(Page and application data records)
━━━━━━━━━━━━━━━━━━━━━━━━━━━━━━

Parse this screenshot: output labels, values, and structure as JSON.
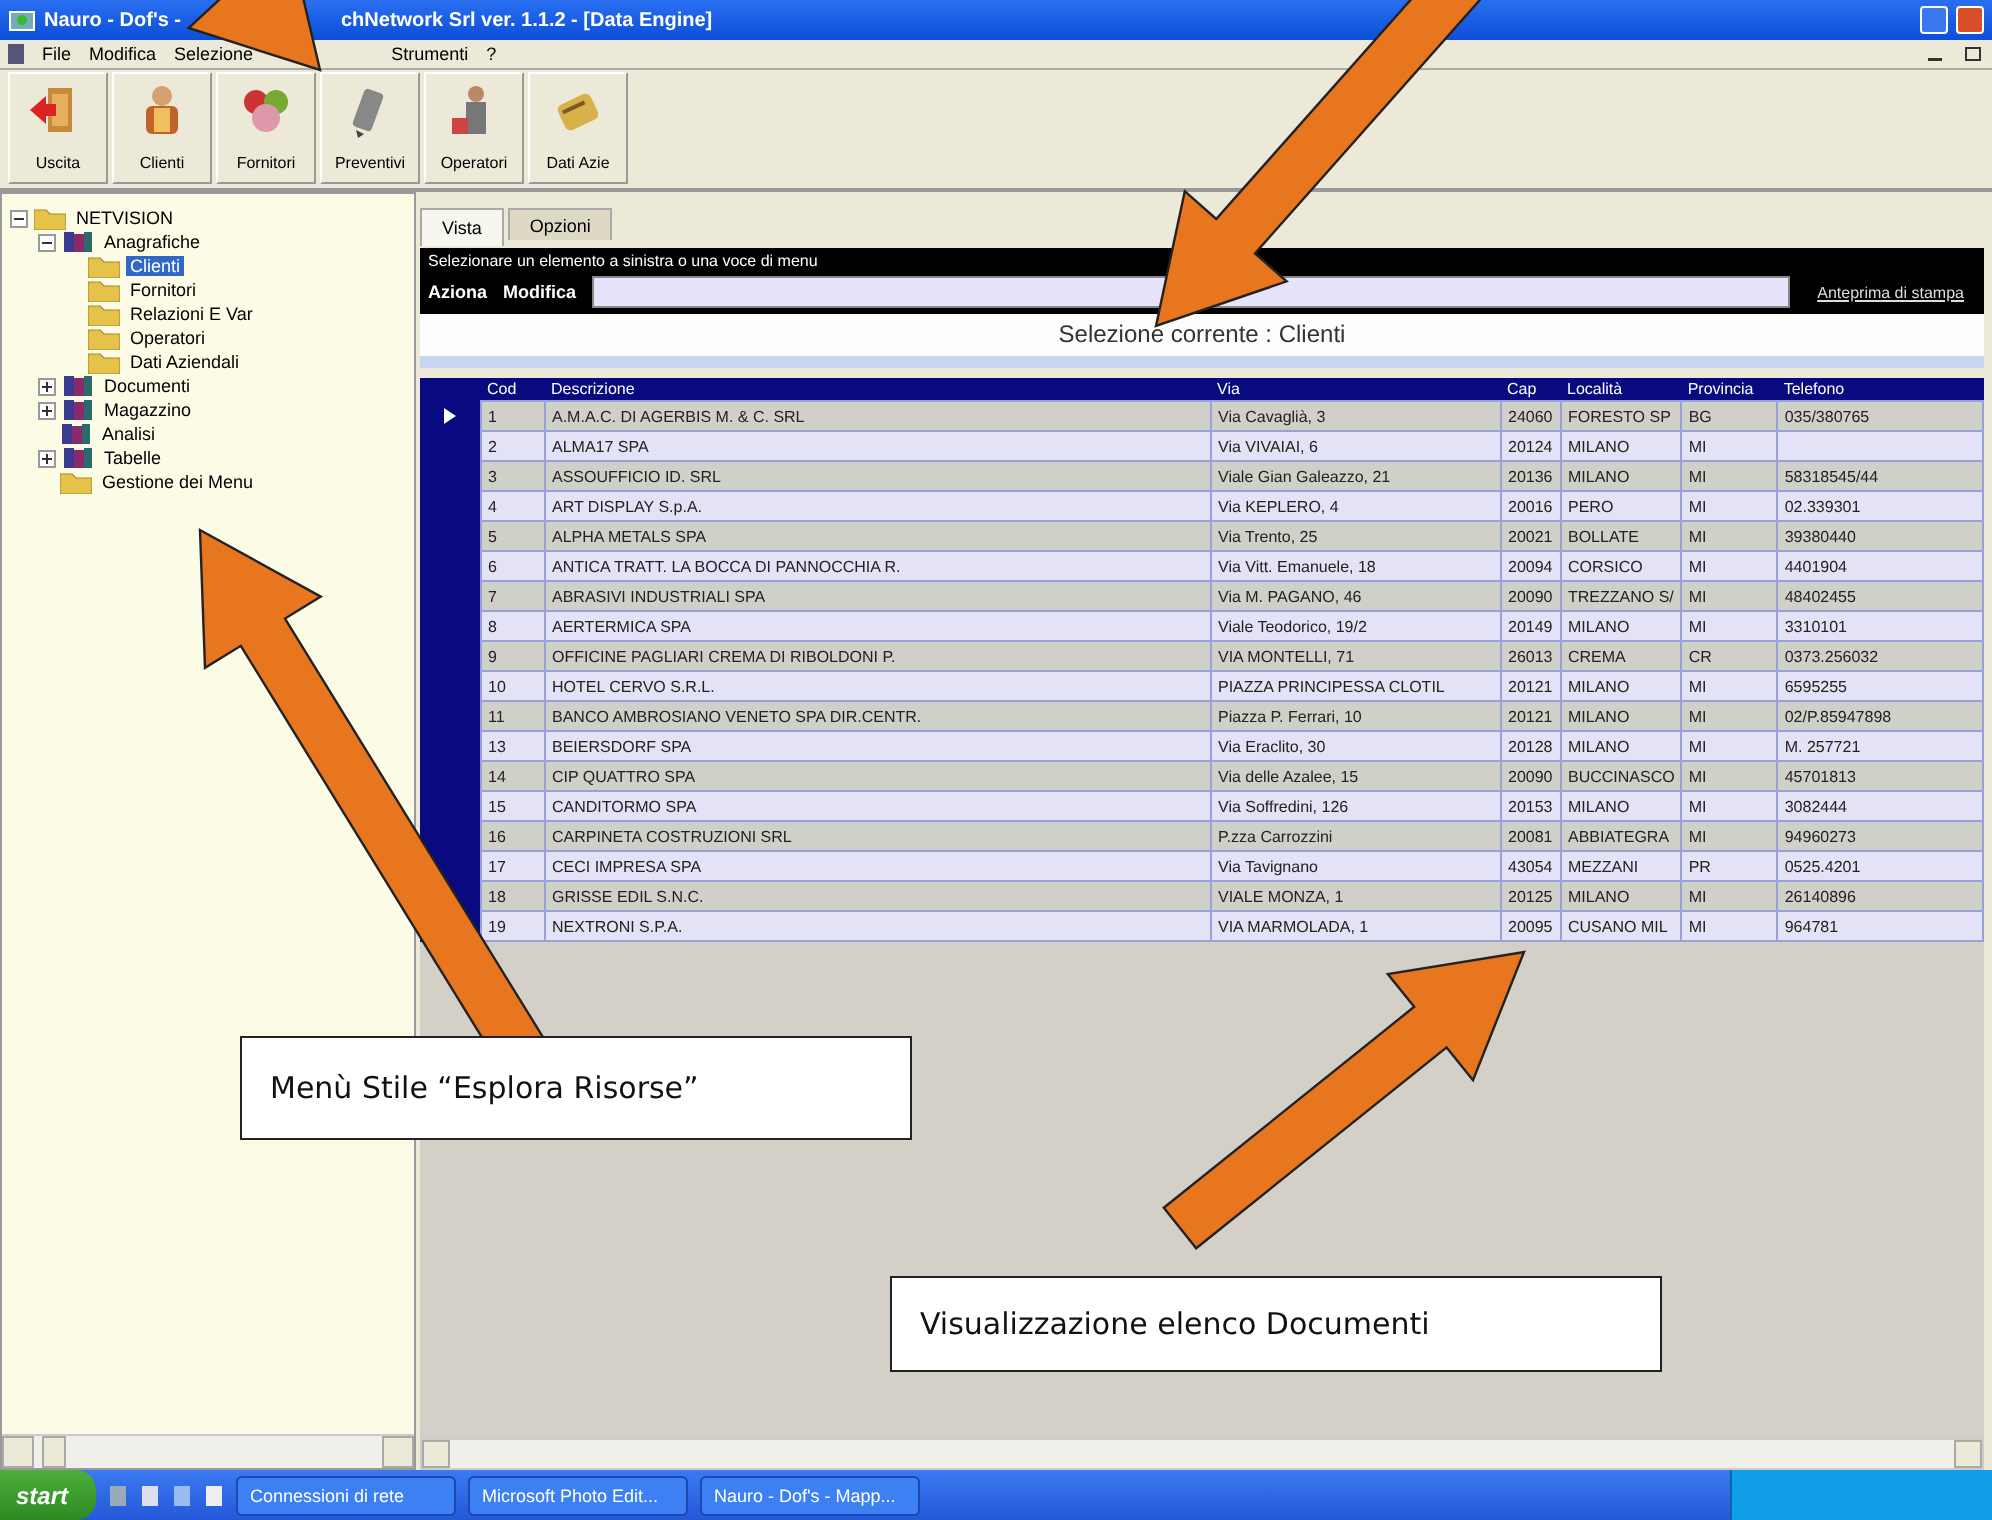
{
  "window": {
    "title_start": "Nauro - Dof's -",
    "title_end": "chNetwork Srl ver. 1.1.2 - [Data Engine]"
  },
  "menu": [
    "File",
    "Modifica",
    "Selezione",
    "Strumenti",
    "?"
  ],
  "toolbar": [
    {
      "label": "Uscita",
      "kind": "exit"
    },
    {
      "label": "Clienti",
      "kind": "person"
    },
    {
      "label": "Fornitori",
      "kind": "people"
    },
    {
      "label": "Preventivi",
      "kind": "pen"
    },
    {
      "label": "Operatori",
      "kind": "worker"
    },
    {
      "label": "Dati Azie",
      "kind": "scroll"
    }
  ],
  "tree": [
    {
      "label": "NETVISION",
      "kind": "folder",
      "expanded": true,
      "selected": false,
      "children": [
        {
          "label": "Anagrafiche",
          "kind": "group",
          "expanded": true,
          "selected": false,
          "children": [
            {
              "label": "Clienti",
              "kind": "folder",
              "selected": true
            },
            {
              "label": "Fornitori",
              "kind": "folder",
              "selected": false
            },
            {
              "label": "Relazioni E Var",
              "kind": "folder",
              "selected": false
            },
            {
              "label": "Operatori",
              "kind": "folder",
              "selected": false
            },
            {
              "label": "Dati Aziendali",
              "kind": "folder",
              "selected": false
            }
          ]
        },
        {
          "label": "Documenti",
          "kind": "group",
          "expanded": false,
          "selected": false
        },
        {
          "label": "Magazzino",
          "kind": "group",
          "expanded": false,
          "selected": false
        },
        {
          "label": "Analisi",
          "kind": "group",
          "selected": false
        },
        {
          "label": "Tabelle",
          "kind": "group",
          "expanded": false,
          "selected": false
        },
        {
          "label": "Gestione dei Menu",
          "kind": "folder",
          "selected": false
        }
      ]
    }
  ],
  "tabs": [
    {
      "label": "Vista",
      "selected": true
    },
    {
      "label": "Opzioni",
      "selected": false
    }
  ],
  "hint": "Selezionare un elemento a sinistra o una voce di menu",
  "actions": {
    "action_label": "Aziona",
    "edit_label": "Modifica",
    "print_link": "Anteprima di stampa"
  },
  "current_selection": "Selezione corrente : Clienti",
  "table": {
    "columns": [
      "Cod",
      "Descrizione",
      "Via",
      "Cap",
      "Località",
      "Provincia",
      "Telefono"
    ],
    "rows": [
      {
        "current": true,
        "cells": [
          "1",
          "A.M.A.C. DI AGERBIS M. & C. SRL",
          "Via Cavaglià, 3",
          "24060",
          "FORESTO SP",
          "BG",
          "035/380765"
        ]
      },
      {
        "current": false,
        "cells": [
          "2",
          "ALMA17 SPA",
          "Via VIVAIAI, 6",
          "20124",
          "MILANO",
          "MI",
          ""
        ]
      },
      {
        "current": false,
        "cells": [
          "3",
          "ASSOUFFICIO ID. SRL",
          "Viale Gian Galeazzo, 21",
          "20136",
          "MILANO",
          "MI",
          "58318545/44"
        ]
      },
      {
        "current": false,
        "cells": [
          "4",
          "ART DISPLAY S.p.A.",
          "Via KEPLERO, 4",
          "20016",
          "PERO",
          "MI",
          "02.339301"
        ]
      },
      {
        "current": false,
        "cells": [
          "5",
          "ALPHA METALS SPA",
          "Via Trento, 25",
          "20021",
          "BOLLATE",
          "MI",
          "39380440"
        ]
      },
      {
        "current": false,
        "cells": [
          "6",
          "ANTICA TRATT. LA BOCCA DI PANNOCCHIA R.",
          "Via Vitt. Emanuele, 18",
          "20094",
          "CORSICO",
          "MI",
          "4401904"
        ]
      },
      {
        "current": false,
        "cells": [
          "7",
          "ABRASIVI INDUSTRIALI SPA",
          "Via M. PAGANO, 46",
          "20090",
          "TREZZANO S/",
          "MI",
          "48402455"
        ]
      },
      {
        "current": false,
        "cells": [
          "8",
          "AERTERMICA SPA",
          "Viale Teodorico, 19/2",
          "20149",
          "MILANO",
          "MI",
          "3310101"
        ]
      },
      {
        "current": false,
        "cells": [
          "9",
          "OFFICINE PAGLIARI CREMA DI RIBOLDONI P.",
          "VIA MONTELLI, 71",
          "26013",
          "CREMA",
          "CR",
          "0373.256032"
        ]
      },
      {
        "current": false,
        "cells": [
          "10",
          "HOTEL CERVO S.R.L.",
          "PIAZZA PRINCIPESSA CLOTIL",
          "20121",
          "MILANO",
          "MI",
          "6595255"
        ]
      },
      {
        "current": false,
        "cells": [
          "11",
          "BANCO AMBROSIANO VENETO SPA DIR.CENTR.",
          "Piazza P. Ferrari, 10",
          "20121",
          "MILANO",
          "MI",
          "02/P.85947898"
        ]
      },
      {
        "current": false,
        "cells": [
          "13",
          "BEIERSDORF SPA",
          "Via Eraclito, 30",
          "20128",
          "MILANO",
          "MI",
          "M. 257721"
        ]
      },
      {
        "current": false,
        "cells": [
          "14",
          "CIP QUATTRO SPA",
          "Via delle Azalee, 15",
          "20090",
          "BUCCINASCO",
          "MI",
          "45701813"
        ]
      },
      {
        "current": false,
        "cells": [
          "15",
          "CANDITORMO SPA",
          "Via Soffredini, 126",
          "20153",
          "MILANO",
          "MI",
          "3082444"
        ]
      },
      {
        "current": false,
        "cells": [
          "16",
          "CARPINETA COSTRUZIONI SRL",
          "P.zza Carrozzini",
          "20081",
          "ABBIATEGRA",
          "MI",
          "94960273"
        ]
      },
      {
        "current": false,
        "cells": [
          "17",
          "CECI IMPRESA SPA",
          "Via Tavignano",
          "43054",
          "MEZZANI",
          "PR",
          "0525.4201"
        ]
      },
      {
        "current": false,
        "cells": [
          "18",
          "GRISSE EDIL S.N.C.",
          "VIALE MONZA, 1",
          "20125",
          "MILANO",
          "MI",
          "26140896"
        ]
      },
      {
        "current": false,
        "cells": [
          "19",
          "NEXTRONI S.P.A.",
          "VIA MARMOLADA, 1",
          "20095",
          "CUSANO MIL",
          "MI",
          "964781"
        ]
      }
    ]
  },
  "taskbar": {
    "start": "start",
    "tasks": [
      "Connessioni di rete",
      "Microsoft Photo Edit...",
      "Nauro - Dof's - Mapp..."
    ]
  },
  "callouts": [
    {
      "text": "Menù Stile “Esplora Risorse”"
    },
    {
      "text": "Visualizzazione elenco Documenti"
    }
  ]
}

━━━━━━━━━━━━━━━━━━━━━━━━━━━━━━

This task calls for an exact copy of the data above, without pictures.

_Exercise output_.
Parse this screenshot: output labels, values, and structure as JSON.
{
  "window": {
    "title_start": "Nauro - Dof's -",
    "title_end": "chNetwork Srl ver. 1.1.2 - [Data Engine]"
  },
  "menu": [
    "File",
    "Modifica",
    "Selezione",
    "Strumenti",
    "?"
  ],
  "toolbar": [
    {
      "label": "Uscita",
      "kind": "exit"
    },
    {
      "label": "Clienti",
      "kind": "person"
    },
    {
      "label": "Fornitori",
      "kind": "people"
    },
    {
      "label": "Preventivi",
      "kind": "pen"
    },
    {
      "label": "Operatori",
      "kind": "worker"
    },
    {
      "label": "Dati Azie",
      "kind": "scroll"
    }
  ],
  "tree": [
    {
      "label": "NETVISION",
      "kind": "folder",
      "expanded": true,
      "selected": false,
      "children": [
        {
          "label": "Anagrafiche",
          "kind": "group",
          "expanded": true,
          "selected": false,
          "children": [
            {
              "label": "Clienti",
              "kind": "folder",
              "selected": true
            },
            {
              "label": "Fornitori",
              "kind": "folder",
              "selected": false
            },
            {
              "label": "Relazioni E Var",
              "kind": "folder",
              "selected": false
            },
            {
              "label": "Operatori",
              "kind": "folder",
              "selected": false
            },
            {
              "label": "Dati Aziendali",
              "kind": "folder",
              "selected": false
            }
          ]
        },
        {
          "label": "Documenti",
          "kind": "group",
          "expanded": false,
          "selected": false
        },
        {
          "label": "Magazzino",
          "kind": "group",
          "expanded": false,
          "selected": false
        },
        {
          "label": "Analisi",
          "kind": "group",
          "selected": false
        },
        {
          "label": "Tabelle",
          "kind": "group",
          "expanded": false,
          "selected": false
        },
        {
          "label": "Gestione dei Menu",
          "kind": "folder",
          "selected": false
        }
      ]
    }
  ],
  "tabs": [
    {
      "label": "Vista",
      "selected": true
    },
    {
      "label": "Opzioni",
      "selected": false
    }
  ],
  "hint": "Selezionare un elemento a sinistra o una voce di menu",
  "actions": {
    "action_label": "Aziona",
    "edit_label": "Modifica",
    "print_link": "Anteprima di stampa"
  },
  "current_selection": "Selezione corrente : Clienti",
  "table": {
    "columns": [
      "Cod",
      "Descrizione",
      "Via",
      "Cap",
      "Località",
      "Provincia",
      "Telefono"
    ],
    "rows": [
      {
        "current": true,
        "cells": [
          "1",
          "A.M.A.C. DI AGERBIS M. & C. SRL",
          "Via Cavaglià, 3",
          "24060",
          "FORESTO SP",
          "BG",
          "035/380765"
        ]
      },
      {
        "current": false,
        "cells": [
          "2",
          "ALMA17 SPA",
          "Via VIVAIAI, 6",
          "20124",
          "MILANO",
          "MI",
          ""
        ]
      },
      {
        "current": false,
        "cells": [
          "3",
          "ASSOUFFICIO ID. SRL",
          "Viale Gian Galeazzo, 21",
          "20136",
          "MILANO",
          "MI",
          "58318545/44"
        ]
      },
      {
        "current": false,
        "cells": [
          "4",
          "ART DISPLAY S.p.A.",
          "Via KEPLERO, 4",
          "20016",
          "PERO",
          "MI",
          "02.339301"
        ]
      },
      {
        "current": false,
        "cells": [
          "5",
          "ALPHA METALS SPA",
          "Via Trento, 25",
          "20021",
          "BOLLATE",
          "MI",
          "39380440"
        ]
      },
      {
        "current": false,
        "cells": [
          "6",
          "ANTICA TRATT. LA BOCCA DI PANNOCCHIA R.",
          "Via Vitt. Emanuele, 18",
          "20094",
          "CORSICO",
          "MI",
          "4401904"
        ]
      },
      {
        "current": false,
        "cells": [
          "7",
          "ABRASIVI INDUSTRIALI SPA",
          "Via M. PAGANO, 46",
          "20090",
          "TREZZANO S/",
          "MI",
          "48402455"
        ]
      },
      {
        "current": false,
        "cells": [
          "8",
          "AERTERMICA SPA",
          "Viale Teodorico, 19/2",
          "20149",
          "MILANO",
          "MI",
          "3310101"
        ]
      },
      {
        "current": false,
        "cells": [
          "9",
          "OFFICINE PAGLIARI CREMA DI RIBOLDONI P.",
          "VIA MONTELLI, 71",
          "26013",
          "CREMA",
          "CR",
          "0373.256032"
        ]
      },
      {
        "current": false,
        "cells": [
          "10",
          "HOTEL CERVO S.R.L.",
          "PIAZZA PRINCIPESSA CLOTIL",
          "20121",
          "MILANO",
          "MI",
          "6595255"
        ]
      },
      {
        "current": false,
        "cells": [
          "11",
          "BANCO AMBROSIANO VENETO SPA DIR.CENTR.",
          "Piazza P. Ferrari, 10",
          "20121",
          "MILANO",
          "MI",
          "02/P.85947898"
        ]
      },
      {
        "current": false,
        "cells": [
          "13",
          "BEIERSDORF SPA",
          "Via Eraclito, 30",
          "20128",
          "MILANO",
          "MI",
          "M. 257721"
        ]
      },
      {
        "current": false,
        "cells": [
          "14",
          "CIP QUATTRO SPA",
          "Via delle Azalee, 15",
          "20090",
          "BUCCINASCO",
          "MI",
          "45701813"
        ]
      },
      {
        "current": false,
        "cells": [
          "15",
          "CANDITORMO SPA",
          "Via Soffredini, 126",
          "20153",
          "MILANO",
          "MI",
          "3082444"
        ]
      },
      {
        "current": false,
        "cells": [
          "16",
          "CARPINETA COSTRUZIONI SRL",
          "P.zza Carrozzini",
          "20081",
          "ABBIATEGRA",
          "MI",
          "94960273"
        ]
      },
      {
        "current": false,
        "cells": [
          "17",
          "CECI IMPRESA SPA",
          "Via Tavignano",
          "43054",
          "MEZZANI",
          "PR",
          "0525.4201"
        ]
      },
      {
        "current": false,
        "cells": [
          "18",
          "GRISSE EDIL S.N.C.",
          "VIALE MONZA, 1",
          "20125",
          "MILANO",
          "MI",
          "26140896"
        ]
      },
      {
        "current": false,
        "cells": [
          "19",
          "NEXTRONI S.P.A.",
          "VIA MARMOLADA, 1",
          "20095",
          "CUSANO MIL",
          "MI",
          "964781"
        ]
      }
    ]
  },
  "taskbar": {
    "start": "start",
    "tasks": [
      "Connessioni di rete",
      "Microsoft Photo Edit...",
      "Nauro - Dof's - Mapp..."
    ]
  },
  "callouts": [
    {
      "text": "Menù Stile “Esplora Risorse”"
    },
    {
      "text": "Visualizzazione elenco Documenti"
    }
  ]
}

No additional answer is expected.